> Directions
Word for word, copy out the data below, omitting pictures.

* * * * * * * * *

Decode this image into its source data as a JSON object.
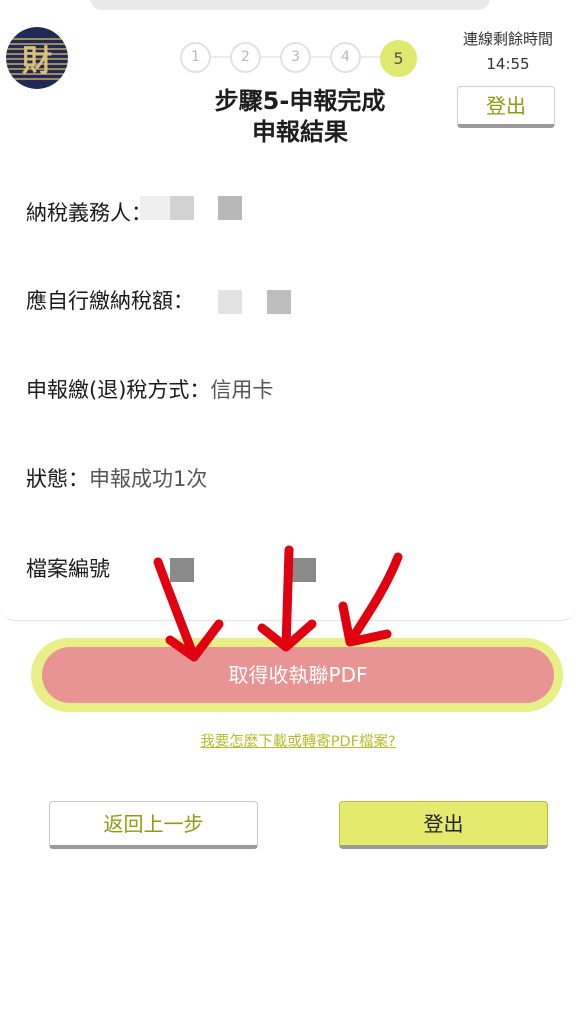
{
  "header": {
    "steps": [
      "1",
      "2",
      "3",
      "4",
      "5"
    ],
    "active_step": "5",
    "timer_label": "連線剩餘時間",
    "timer_value": "14:55",
    "title_line1": "步驟5-申報完成",
    "title_line2": "申報結果",
    "logout_label": "登出"
  },
  "result": {
    "taxpayer_label": "納稅義務人：",
    "tax_due_label": "應自行繳納稅額：",
    "payment_method_label": "申報繳(退)稅方式：",
    "payment_method_value": "信用卡",
    "status_label": "狀態：",
    "status_value": "申報成功1次",
    "file_no_label": "檔案編號"
  },
  "actions": {
    "pdf_button_label": "取得收執聯PDF",
    "help_link": "我要怎麼下載或轉寄PDF檔案?",
    "back_label": "返回上一步",
    "logout_label": "登出"
  },
  "colors": {
    "accent_yellow": "#dfe86f",
    "accent_text": "#8e9b13",
    "pdf_button": "#e89494",
    "annotation_arrows": "#e0000f"
  }
}
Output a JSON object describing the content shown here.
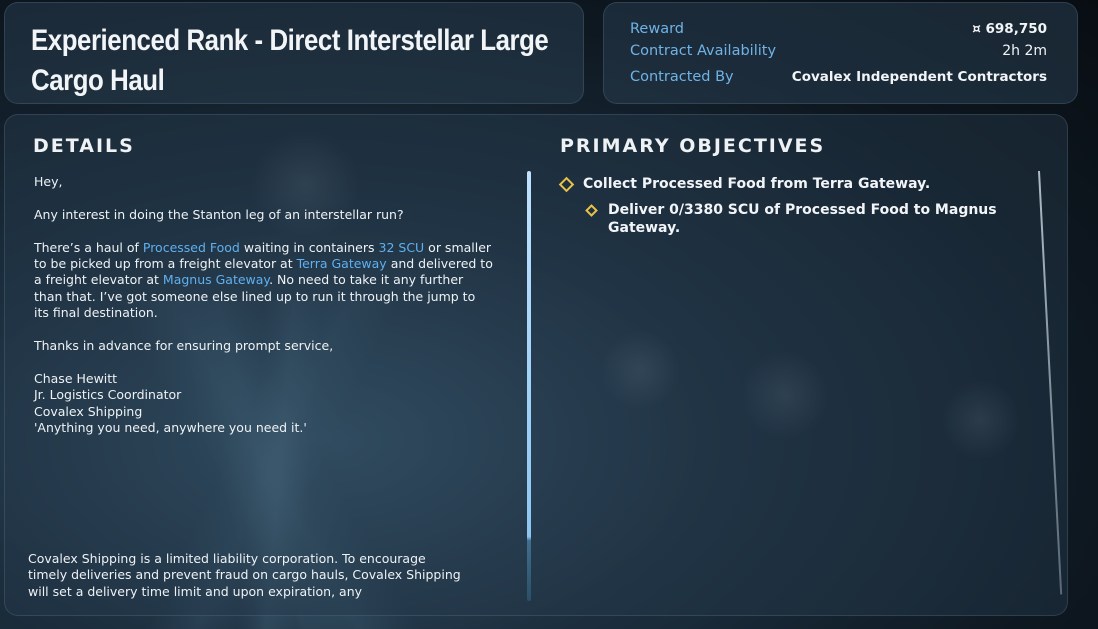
{
  "contract": {
    "title": "Experienced Rank - Direct Interstellar Large Cargo Haul"
  },
  "info": {
    "reward_label": "Reward",
    "reward_value": "¤ 698,750",
    "availability_label": "Contract Availability",
    "availability_value": "2h 2m",
    "contracted_by_label": "Contracted By",
    "contracted_by_value": "Covalex Independent Contractors"
  },
  "details": {
    "heading": "DETAILS",
    "greeting": "Hey,",
    "question": "Any interest in doing the Stanton leg of an interstellar run?",
    "para_a1": "There’s a haul of ",
    "commodity": "Processed Food",
    "para_a2": " waiting in containers ",
    "container_size": "32 SCU",
    "para_a3": " or smaller to be picked up from a freight elevator at ",
    "pickup": "Terra Gateway",
    "para_a4": " and delivered to a freight elevator at ",
    "dropoff": "Magnus Gateway",
    "para_a5": ". No need to take it any further than that. I’ve got someone else lined up to run it through the jump to its final destination.",
    "thanks": "Thanks in advance for ensuring prompt service,",
    "signature_name": "Chase Hewitt",
    "signature_role": "Jr. Logistics Coordinator",
    "signature_company": "Covalex Shipping",
    "signature_motto": "'Anything you need, anywhere you need it.'",
    "legal": "Covalex Shipping is a limited liability corporation. To encourage timely deliveries and prevent fraud on cargo hauls, Covalex Shipping will set a delivery time limit and upon expiration, any"
  },
  "objectives": {
    "heading": "PRIMARY OBJECTIVES",
    "items": [
      {
        "text": "Collect Processed Food from Terra Gateway."
      },
      {
        "text": "Deliver 0/3380 SCU of Processed Food to Magnus Gateway."
      }
    ]
  },
  "colors": {
    "highlight": "#5fb0f0",
    "label": "#6fb3e6",
    "objective_marker": "#e8c24a"
  },
  "icons": {
    "currency": "currency-icon",
    "objective": "diamond-icon"
  }
}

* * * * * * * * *

> Result
Decode this image into its source data as a JSON object.
{
  "header": {
    "steps": [
      "1",
      "2",
      "3",
      "4",
      "5"
    ],
    "active_step": "5",
    "timer_label": "連線剩餘時間",
    "timer_value": "14:55",
    "title_line1": "步驟5-申報完成",
    "title_line2": "申報結果",
    "logout_label": "登出"
  },
  "result": {
    "taxpayer_label": "納稅義務人：",
    "tax_due_label": "應自行繳納稅額：",
    "payment_method_label": "申報繳(退)稅方式：",
    "payment_method_value": "信用卡",
    "status_label": "狀態：",
    "status_value": "申報成功1次",
    "file_no_label": "檔案編號"
  },
  "actions": {
    "pdf_button_label": "取得收執聯PDF",
    "help_link": "我要怎麼下載或轉寄PDF檔案?",
    "back_label": "返回上一步",
    "logout_label": "登出"
  },
  "colors": {
    "accent_yellow": "#dfe86f",
    "accent_text": "#8e9b13",
    "pdf_button": "#e89494",
    "annotation_arrows": "#e0000f"
  }
}
Output a JSON object describing the content shown here.
{
  "contract": {
    "title": "Experienced Rank - Direct Interstellar Large Cargo Haul"
  },
  "info": {
    "reward_label": "Reward",
    "reward_value": "¤ 698,750",
    "availability_label": "Contract Availability",
    "availability_value": "2h 2m",
    "contracted_by_label": "Contracted By",
    "contracted_by_value": "Covalex Independent Contractors"
  },
  "details": {
    "heading": "DETAILS",
    "greeting": "Hey,",
    "question": "Any interest in doing the Stanton leg of an interstellar run?",
    "para_a1": "There’s a haul of ",
    "commodity": "Processed Food",
    "para_a2": " waiting in containers ",
    "container_size": "32 SCU",
    "para_a3": " or smaller to be picked up from a freight elevator at ",
    "pickup": "Terra Gateway",
    "para_a4": " and delivered to a freight elevator at ",
    "dropoff": "Magnus Gateway",
    "para_a5": ". No need to take it any further than that. I’ve got someone else lined up to run it through the jump to its final destination.",
    "thanks": "Thanks in advance for ensuring prompt service,",
    "signature_name": "Chase Hewitt",
    "signature_role": "Jr. Logistics Coordinator",
    "signature_company": "Covalex Shipping",
    "signature_motto": "'Anything you need, anywhere you need it.'",
    "legal": "Covalex Shipping is a limited liability corporation. To encourage timely deliveries and prevent fraud on cargo hauls, Covalex Shipping will set a delivery time limit and upon expiration, any"
  },
  "objectives": {
    "heading": "PRIMARY OBJECTIVES",
    "items": [
      {
        "text": "Collect Processed Food from Terra Gateway."
      },
      {
        "text": "Deliver 0/3380 SCU of Processed Food to Magnus Gateway."
      }
    ]
  },
  "colors": {
    "highlight": "#5fb0f0",
    "label": "#6fb3e6",
    "objective_marker": "#e8c24a"
  },
  "icons": {
    "currency": "currency-icon",
    "objective": "diamond-icon"
  }
}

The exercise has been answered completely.